Older cats may experience a longer and more uncomfortable recovery period. This is why early neutering is preferred, as it minimizes the stress and pain for the cats.
Reasons to Not Perform Early Neuter in Cats
Let's briefly look into reasons why one shouldn't go for the spay-neuter surgery too early for your cat.
After a cat is neutered, their metabolism slows, requiring fewer calories. Neutered males, in particular, tend to be less active because they no longer roam in search of a mate.
This reduced metabolic rate and decreased activity levels can result in weight gain, especially if they have easy access to food indoors. To prevent obesity, plan for regular activity and consult your vet for a suitable diet.
As a general rule of thumb - Neutered cats may require 25% fewer calories after neutering and experience changes in activity levels due to altered hormone levels.
A Delay in Growth Plate Closure

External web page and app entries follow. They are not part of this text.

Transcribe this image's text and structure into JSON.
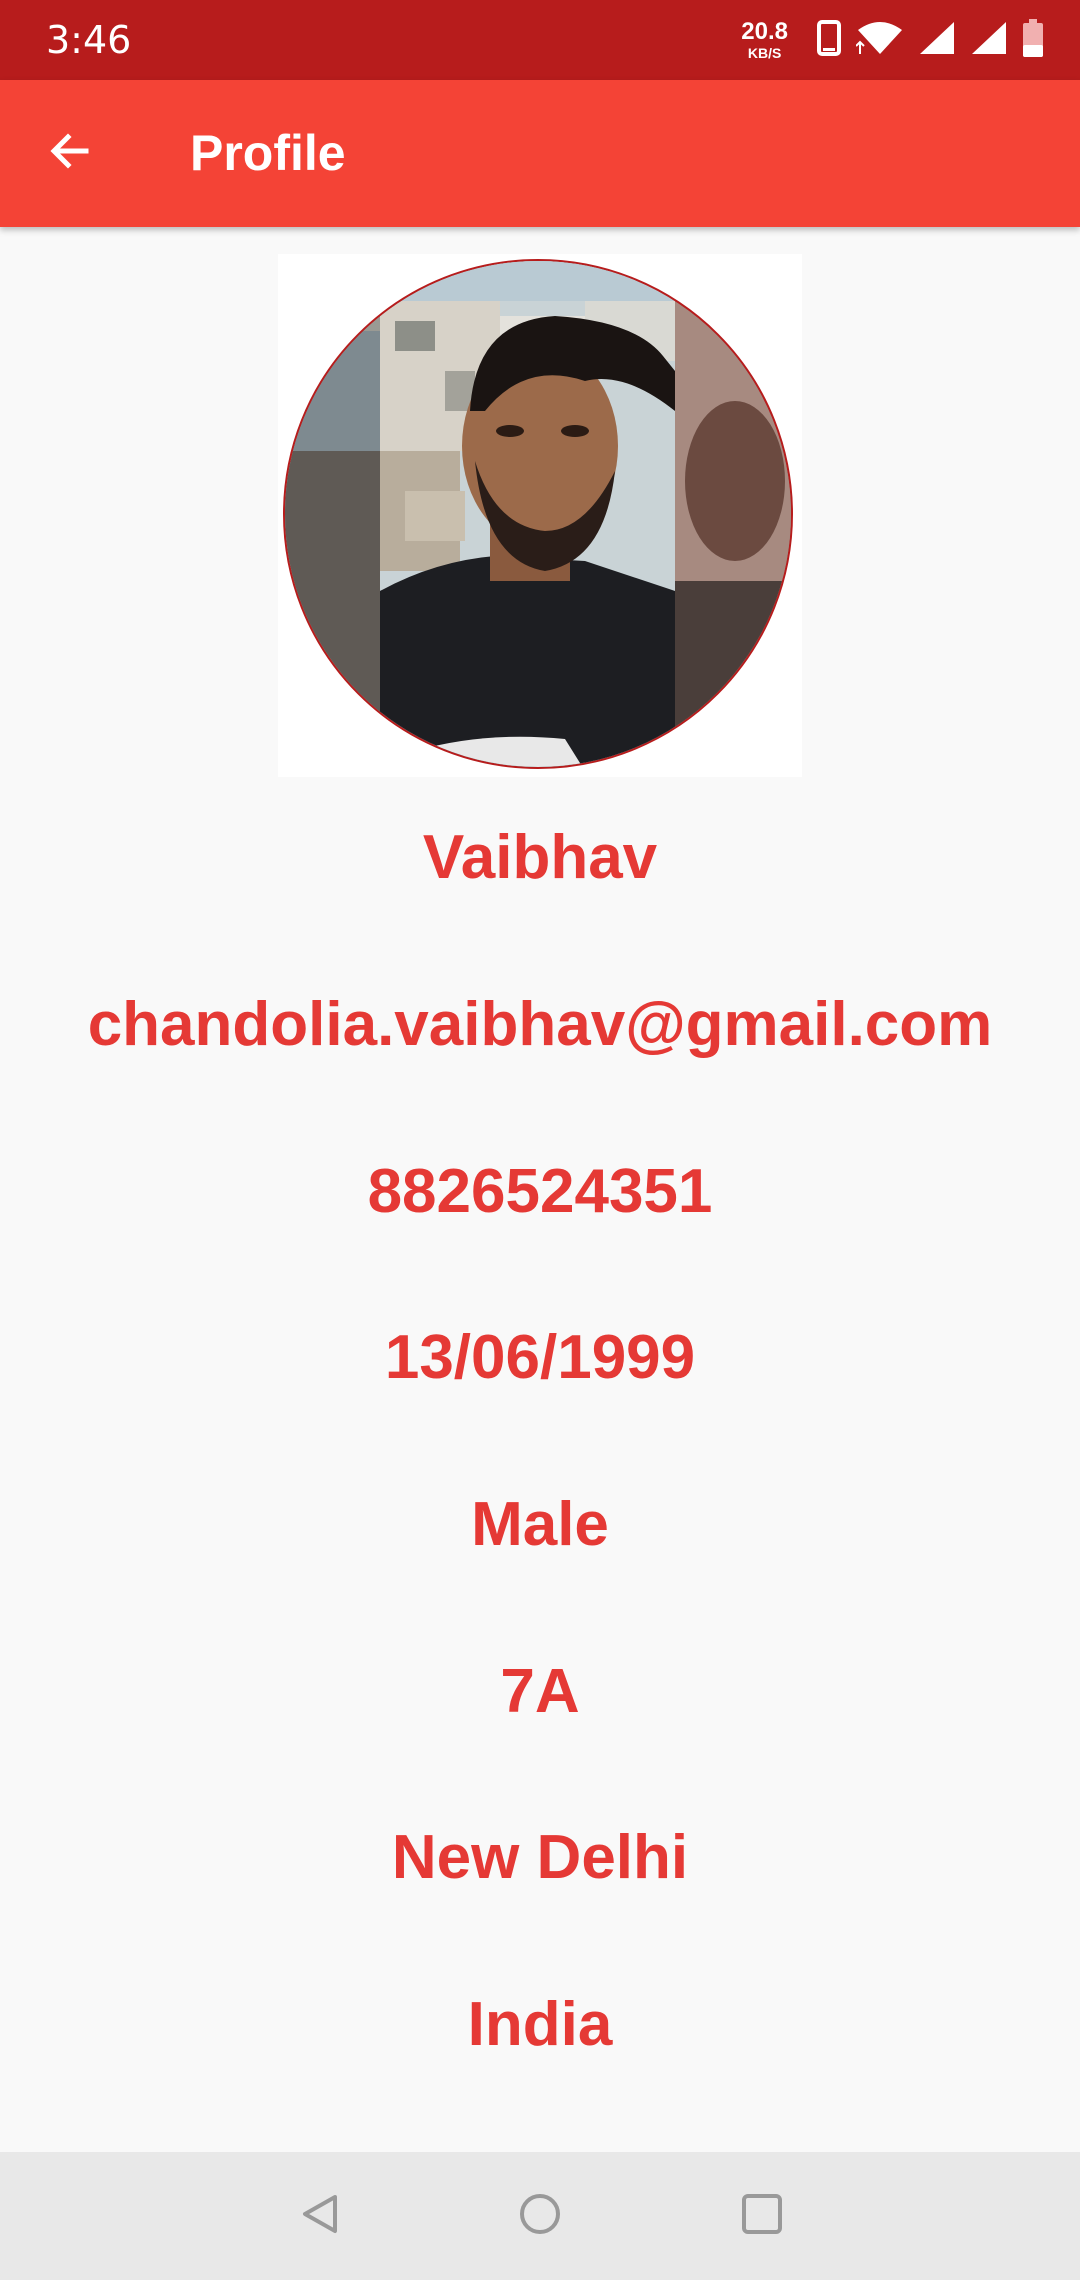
{
  "status_bar": {
    "time": "3:46",
    "net_speed_value": "20.8",
    "net_speed_unit": "KB/S",
    "icons": [
      "phone-icon",
      "wifi-icon",
      "signal-icon",
      "signal-icon",
      "battery-low-icon"
    ]
  },
  "app_bar": {
    "back_icon": "arrow-left-icon",
    "title": "Profile"
  },
  "profile": {
    "photo": "profile-photo",
    "name": "Vaibhav",
    "email": "chandolia.vaibhav@gmail.com",
    "phone": "8826524351",
    "dob": "13/06/1999",
    "gender": "Male",
    "address": "7A",
    "city": "New Delhi",
    "country": "India"
  },
  "nav_bar": {
    "buttons": [
      "back-triangle-icon",
      "home-circle-icon",
      "recents-square-icon"
    ]
  },
  "colors": {
    "status_bar": "#b71c1c",
    "app_bar": "#f44336",
    "text_accent": "#e53935",
    "background": "#f9f9f9",
    "nav_bar": "#e8e8e8"
  }
}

When cats get neutered, especially males, it can mess with how their bones grow, especially the ones in their hind legs, like the femur and tibia. This means their bones might not develop properly, making them weaker and more likely to break without any big accident.
So, there's a concern that neutered cats might end up with broken bones because of this growth issue. This is why it's essential to consider when to spay or neuter a cat, considering the cat's health and how its bones are developing.
Kittens Can Be Too Small
Performing surgery on very small kittens comes with an increased risk of complications. This is due to their tiny size, making it tricky to handle their tissues. Typically, veterinarians prefer kittens to be a minimum of 3 pounds before neutering, as it ensures that the surgical procedure is more manageable and has fewer complications.
However, it's important to note that responsible feline practitioners will not perform the neuter surgery on underweight or unhealthy kittens. This precaution is taken to prioritize the kitten's well-being and safety, as they may not tolerate surgery well if they are too small.
Final Verdict: Do We Have to Wait 6 Months to Neuter a Cat?
To avoid unwanted cat pregnancies, the American Veterinary Medical Association advises to have your cat neutered at approximately four months of age once they've received their initial vaccinations.
This recommended age strikes a balance between preventing reproduction and ensuring they are mature enough to deal with the procedure.
So, when deciding when to neuter your cat, there's a bit to think about. It is optimal at around four months of age, after their initial vaccinations. This way, you prevent unplanned litters and give your cat the best shot at a healthy and well-behaved life.
Just remember, your vet's the real expert here, so chat with them to get the timing right for your furry friend. Ultimately, it's all about keeping your cat healthy so they can lead a long and happy life, and that's what matters. So keep this in mind for all owned cats.
We hope we clearly answered your question why wait 6 months to neuter a cat.